» Study material:
--

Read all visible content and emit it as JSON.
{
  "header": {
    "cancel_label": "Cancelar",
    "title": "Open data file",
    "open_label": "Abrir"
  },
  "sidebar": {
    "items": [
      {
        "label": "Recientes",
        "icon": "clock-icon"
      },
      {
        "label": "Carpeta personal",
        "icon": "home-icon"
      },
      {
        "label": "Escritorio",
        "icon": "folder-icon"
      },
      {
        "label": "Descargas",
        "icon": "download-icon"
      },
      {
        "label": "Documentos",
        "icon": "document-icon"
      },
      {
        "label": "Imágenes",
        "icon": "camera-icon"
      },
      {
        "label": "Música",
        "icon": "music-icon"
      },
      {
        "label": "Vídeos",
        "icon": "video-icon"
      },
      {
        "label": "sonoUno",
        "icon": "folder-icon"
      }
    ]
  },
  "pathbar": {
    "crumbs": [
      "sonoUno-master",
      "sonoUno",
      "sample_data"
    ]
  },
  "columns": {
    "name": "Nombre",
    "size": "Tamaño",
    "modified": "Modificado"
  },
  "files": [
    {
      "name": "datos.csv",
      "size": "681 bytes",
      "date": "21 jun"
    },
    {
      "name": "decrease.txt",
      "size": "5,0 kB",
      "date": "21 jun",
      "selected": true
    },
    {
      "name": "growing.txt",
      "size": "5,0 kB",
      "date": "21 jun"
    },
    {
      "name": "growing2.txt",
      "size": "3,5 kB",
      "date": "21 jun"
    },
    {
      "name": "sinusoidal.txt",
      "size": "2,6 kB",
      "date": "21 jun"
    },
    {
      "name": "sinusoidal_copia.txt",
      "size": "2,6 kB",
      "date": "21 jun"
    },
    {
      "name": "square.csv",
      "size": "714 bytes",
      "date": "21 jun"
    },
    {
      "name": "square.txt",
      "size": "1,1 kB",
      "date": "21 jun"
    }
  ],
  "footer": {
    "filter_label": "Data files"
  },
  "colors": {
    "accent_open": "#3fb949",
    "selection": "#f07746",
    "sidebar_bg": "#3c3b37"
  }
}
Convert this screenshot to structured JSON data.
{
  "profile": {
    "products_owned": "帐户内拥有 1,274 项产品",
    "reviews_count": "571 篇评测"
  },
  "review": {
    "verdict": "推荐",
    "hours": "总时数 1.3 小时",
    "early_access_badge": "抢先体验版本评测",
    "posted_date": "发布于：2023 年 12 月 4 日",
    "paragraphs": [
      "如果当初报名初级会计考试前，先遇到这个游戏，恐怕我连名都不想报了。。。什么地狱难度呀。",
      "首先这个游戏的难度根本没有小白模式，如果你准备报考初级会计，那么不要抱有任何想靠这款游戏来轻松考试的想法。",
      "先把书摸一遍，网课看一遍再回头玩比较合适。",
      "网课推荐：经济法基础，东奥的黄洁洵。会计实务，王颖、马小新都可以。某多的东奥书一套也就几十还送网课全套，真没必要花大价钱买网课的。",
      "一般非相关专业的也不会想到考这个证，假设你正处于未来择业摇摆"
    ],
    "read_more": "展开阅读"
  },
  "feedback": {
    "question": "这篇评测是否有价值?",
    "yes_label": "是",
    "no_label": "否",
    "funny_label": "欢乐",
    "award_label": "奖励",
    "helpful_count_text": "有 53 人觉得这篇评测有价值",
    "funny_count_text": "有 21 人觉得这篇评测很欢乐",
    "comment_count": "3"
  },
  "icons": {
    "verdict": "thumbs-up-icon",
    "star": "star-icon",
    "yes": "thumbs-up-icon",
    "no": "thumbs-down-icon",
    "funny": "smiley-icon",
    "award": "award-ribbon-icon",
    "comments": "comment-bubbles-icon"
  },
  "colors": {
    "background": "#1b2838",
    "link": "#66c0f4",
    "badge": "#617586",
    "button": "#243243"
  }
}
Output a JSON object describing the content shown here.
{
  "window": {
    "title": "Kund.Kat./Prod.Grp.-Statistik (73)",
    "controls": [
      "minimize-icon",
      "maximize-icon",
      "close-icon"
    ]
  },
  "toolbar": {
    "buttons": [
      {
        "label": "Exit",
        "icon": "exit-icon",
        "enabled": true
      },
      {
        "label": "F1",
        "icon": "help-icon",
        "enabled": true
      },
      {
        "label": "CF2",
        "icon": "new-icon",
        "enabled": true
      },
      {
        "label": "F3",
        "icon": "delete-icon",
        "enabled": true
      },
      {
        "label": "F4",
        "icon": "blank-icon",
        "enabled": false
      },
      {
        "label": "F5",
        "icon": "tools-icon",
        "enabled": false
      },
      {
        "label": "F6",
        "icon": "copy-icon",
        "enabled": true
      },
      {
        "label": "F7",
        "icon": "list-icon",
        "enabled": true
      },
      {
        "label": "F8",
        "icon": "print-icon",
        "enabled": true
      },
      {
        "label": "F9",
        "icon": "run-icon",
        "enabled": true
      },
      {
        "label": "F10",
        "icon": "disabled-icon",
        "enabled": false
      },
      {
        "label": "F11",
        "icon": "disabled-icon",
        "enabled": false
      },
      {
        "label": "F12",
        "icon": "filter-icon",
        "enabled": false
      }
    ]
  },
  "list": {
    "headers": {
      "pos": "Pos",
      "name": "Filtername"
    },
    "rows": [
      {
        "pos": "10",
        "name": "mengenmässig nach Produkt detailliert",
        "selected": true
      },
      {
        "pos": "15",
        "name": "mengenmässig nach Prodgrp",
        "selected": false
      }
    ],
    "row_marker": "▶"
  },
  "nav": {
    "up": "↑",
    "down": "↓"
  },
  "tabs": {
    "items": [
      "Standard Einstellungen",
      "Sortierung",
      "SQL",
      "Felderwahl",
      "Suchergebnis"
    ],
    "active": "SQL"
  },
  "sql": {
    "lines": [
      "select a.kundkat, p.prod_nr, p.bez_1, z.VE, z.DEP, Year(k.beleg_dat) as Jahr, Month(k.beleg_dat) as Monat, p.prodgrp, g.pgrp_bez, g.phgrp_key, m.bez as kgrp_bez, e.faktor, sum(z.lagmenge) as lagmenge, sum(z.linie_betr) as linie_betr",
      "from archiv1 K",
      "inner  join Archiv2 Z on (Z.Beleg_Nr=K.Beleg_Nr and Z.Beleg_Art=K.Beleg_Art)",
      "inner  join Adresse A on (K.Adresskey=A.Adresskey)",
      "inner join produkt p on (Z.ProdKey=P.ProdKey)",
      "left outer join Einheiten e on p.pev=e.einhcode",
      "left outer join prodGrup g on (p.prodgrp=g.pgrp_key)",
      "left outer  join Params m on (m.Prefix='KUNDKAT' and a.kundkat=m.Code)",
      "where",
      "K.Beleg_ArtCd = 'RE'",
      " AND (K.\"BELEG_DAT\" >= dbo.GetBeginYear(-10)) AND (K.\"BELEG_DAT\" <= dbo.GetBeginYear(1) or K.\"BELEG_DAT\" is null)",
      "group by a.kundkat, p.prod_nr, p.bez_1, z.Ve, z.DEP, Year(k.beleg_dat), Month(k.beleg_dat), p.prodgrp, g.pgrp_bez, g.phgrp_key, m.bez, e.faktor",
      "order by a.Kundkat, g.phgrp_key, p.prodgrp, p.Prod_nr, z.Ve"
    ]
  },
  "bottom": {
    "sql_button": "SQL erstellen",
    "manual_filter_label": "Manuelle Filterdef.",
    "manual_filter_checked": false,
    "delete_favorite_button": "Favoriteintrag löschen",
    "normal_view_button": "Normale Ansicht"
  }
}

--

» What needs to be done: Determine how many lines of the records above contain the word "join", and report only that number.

» Result of this task: 6